Reed is a fairly well known movie critic, currently writing reviews for the New York Observer.
Reed’s opening sentence is, “The people responsible for a hapless load of bunk called If I Were You can only be described as delusional.” This provides an opportunity to look at an element of argument called tone.
Tone concerns the both the way you aim to present yourself to others, as well as the way they ultimately perceive you. When presenting an idea in speech or writing, you ask yourself, “How do I want to come across to others?” When hearing or reading the ideas of others, you ask yourself (often unconsciously), “How is this person coming across?”
Tone is usually described by adjectives. To me, the tone of Reed’s opening sentence is negative, harsh, disparaging, insulting, and entertaining. Did Reed intend to come across this way? Most likely, as we’ll see when we look at the rest of the review.
Closely tied to tone is an element of argument called ethos. Ethos concerns your determinations about the author’s character, credentials on the topic, trustworthiness, and ultimately, persuasiveness. You can ask yourself a number of questions to arrive at your conclusions about the author’s ethos.
First, is the person making the argument qualified to speak or write on the topic? In the case of this movie review, we can say that yes, Reed is qualified to offer his opinion. He has been a professional movie critic for decades, writing for respected publications.
(Let’s note that a lack of credentials on the part of the author does not necessarily mean that the argument isn’t worthy of consideration. A person with no formal schooling or experience in history could still be capable of writing a cogent analysis of a given historical event. But a solid track record of education and experience on a topic gives the writer a measure of instant credibility.)
Other ethos questions include, Is this person trustworthy? Is the argument well-supported? Has the author thought through both sides of an issue? What are his motivations? Does he appear to be a person of good sense? If you have already read through Reed’s review, you may be able to answer some of those questions at this point.
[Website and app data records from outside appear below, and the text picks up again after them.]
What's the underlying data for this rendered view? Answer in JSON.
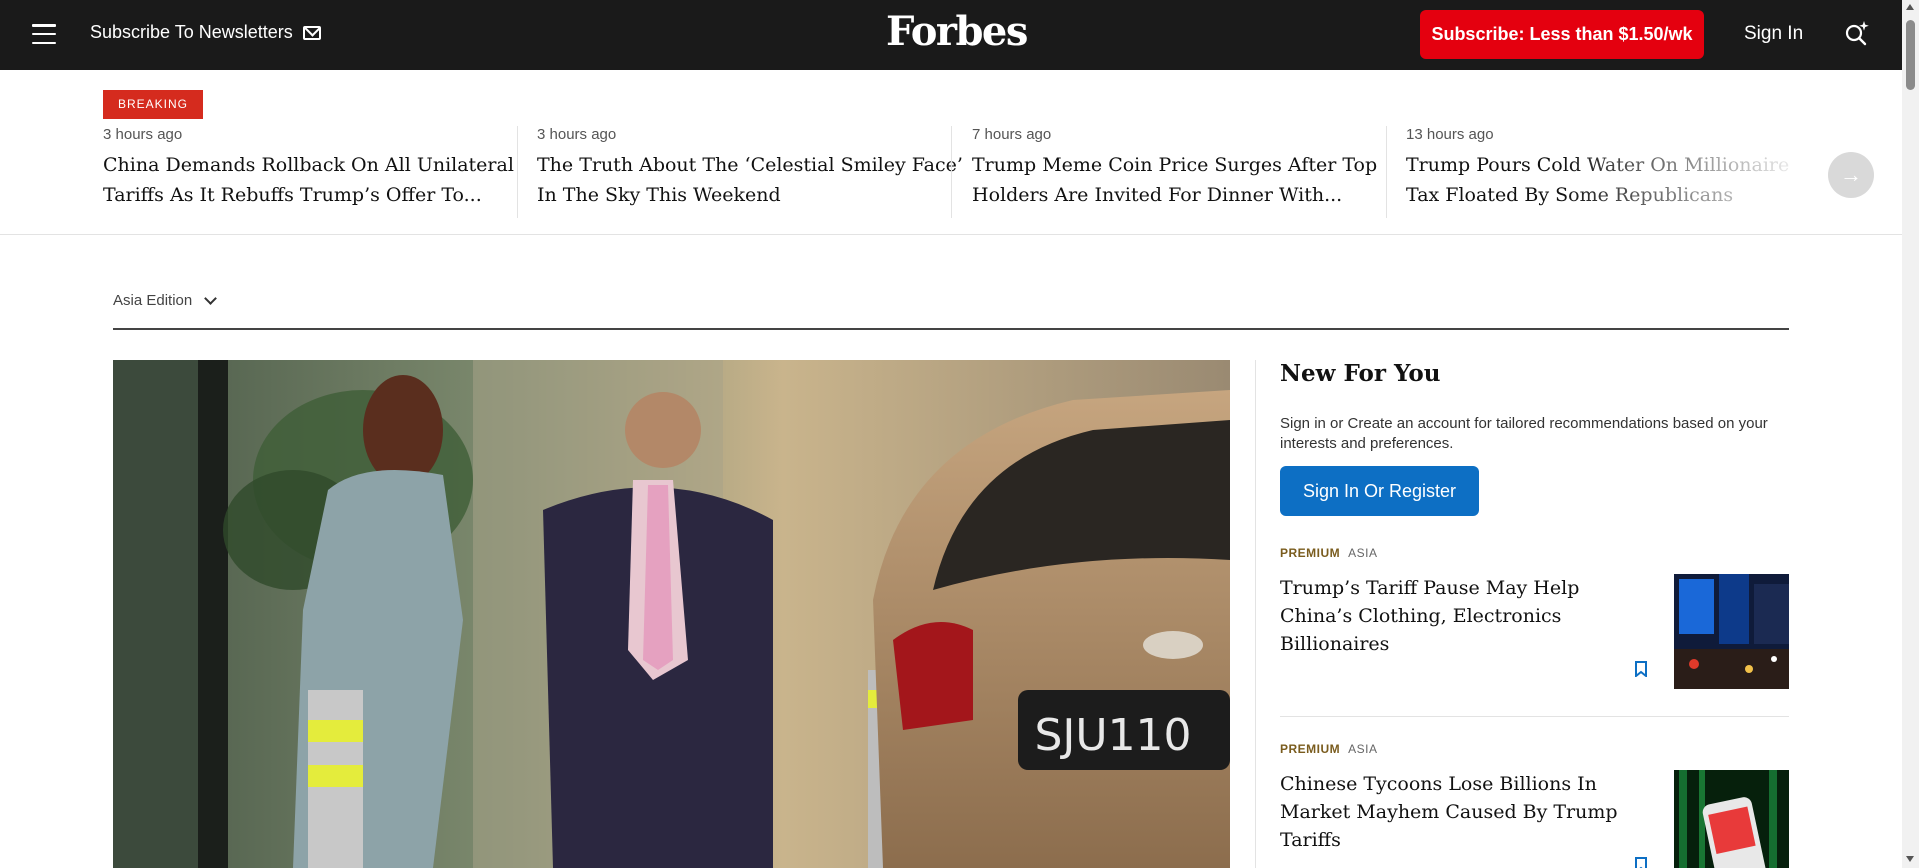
{
  "header": {
    "newsletter_label": "Subscribe To Newsletters",
    "logo": "Forbes",
    "subscribe_label": "Subscribe: Less than $1.50/wk",
    "signin_label": "Sign In",
    "icons": [
      "menu-icon",
      "mail-icon",
      "search-sparkle-icon"
    ]
  },
  "ticker": {
    "badge": "BREAKING",
    "items": [
      {
        "time": "3 hours ago",
        "headline": "China Demands Rollback On All Unilateral Tariffs As It Rebuffs Trump’s Offer To..."
      },
      {
        "time": "3 hours ago",
        "headline": "The Truth About The ‘Celestial Smiley Face’ In The Sky This Weekend"
      },
      {
        "time": "7 hours ago",
        "headline": "Trump Meme Coin Price Surges After Top Holders Are Invited For Dinner With..."
      },
      {
        "time": "13 hours ago",
        "headline": "Trump Pours Cold Water On Millionaire Tax Floated By Some Republicans"
      }
    ],
    "next_icon": "arrow-right-icon"
  },
  "edition": {
    "label": "Asia Edition"
  },
  "hero": {
    "plate_text": "SJU110"
  },
  "new_for_you": {
    "title": "New For You",
    "description": "Sign in or Create an account for tailored recommendations based on your interests and preferences.",
    "button_label": "Sign In Or Register",
    "stories": [
      {
        "tag": "PREMIUM",
        "region": "ASIA",
        "title": "Trump’s Tariff Pause May Help China’s Clothing, Electronics Billionaires"
      },
      {
        "tag": "PREMIUM",
        "region": "ASIA",
        "title": "Chinese Tycoons Lose Billions In Market Mayhem Caused By Trump Tariffs"
      }
    ]
  },
  "colors": {
    "topbar": "#1a1a1a",
    "subscribe": "#e4000f",
    "breaking": "#d52b1e",
    "register": "#0d6fc4",
    "premium": "#7a5c1e"
  }
}
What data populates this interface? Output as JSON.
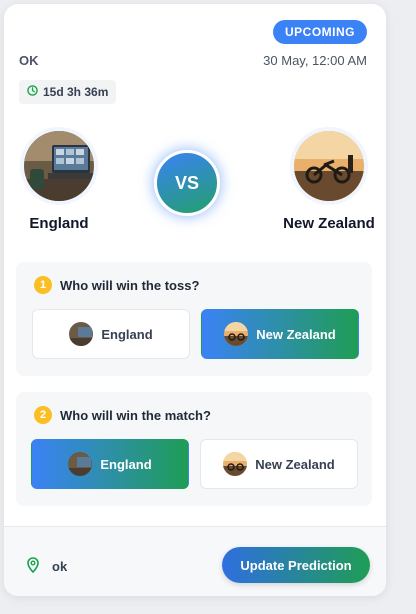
{
  "header": {
    "status_badge": "UPCOMING",
    "match_label": "OK",
    "datetime": "30 May, 12:00 AM",
    "countdown": "15d 3h 36m"
  },
  "teams": {
    "left": {
      "name": "England"
    },
    "right": {
      "name": "New Zealand"
    },
    "vs_label": "VS"
  },
  "questions": [
    {
      "number": "1",
      "text": "Who will win the toss?",
      "options": [
        {
          "label": "England",
          "selected": false
        },
        {
          "label": "New Zealand",
          "selected": true
        }
      ]
    },
    {
      "number": "2",
      "text": "Who will win the match?",
      "options": [
        {
          "label": "England",
          "selected": true
        },
        {
          "label": "New Zealand",
          "selected": false
        }
      ]
    }
  ],
  "footer": {
    "venue": "ok",
    "update_button": "Update Prediction"
  },
  "colors": {
    "accent_blue": "#3b82f6",
    "accent_green": "#1f9d55",
    "number_badge": "#fbbf24"
  }
}
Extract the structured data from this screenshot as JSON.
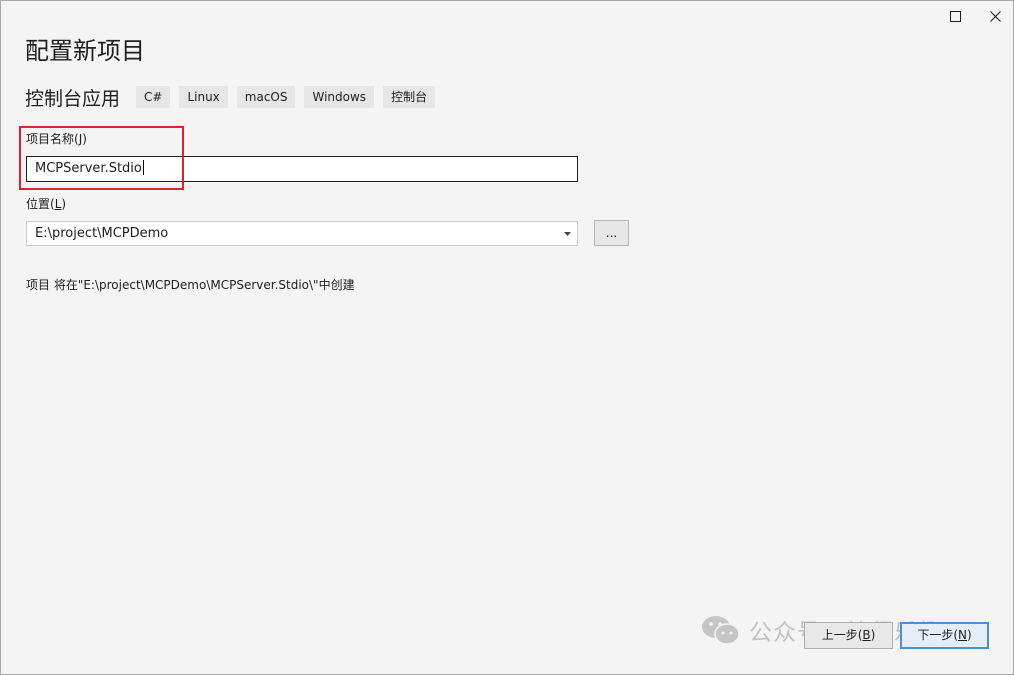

That’s probably enough for now. More excitement to come, don’t worry.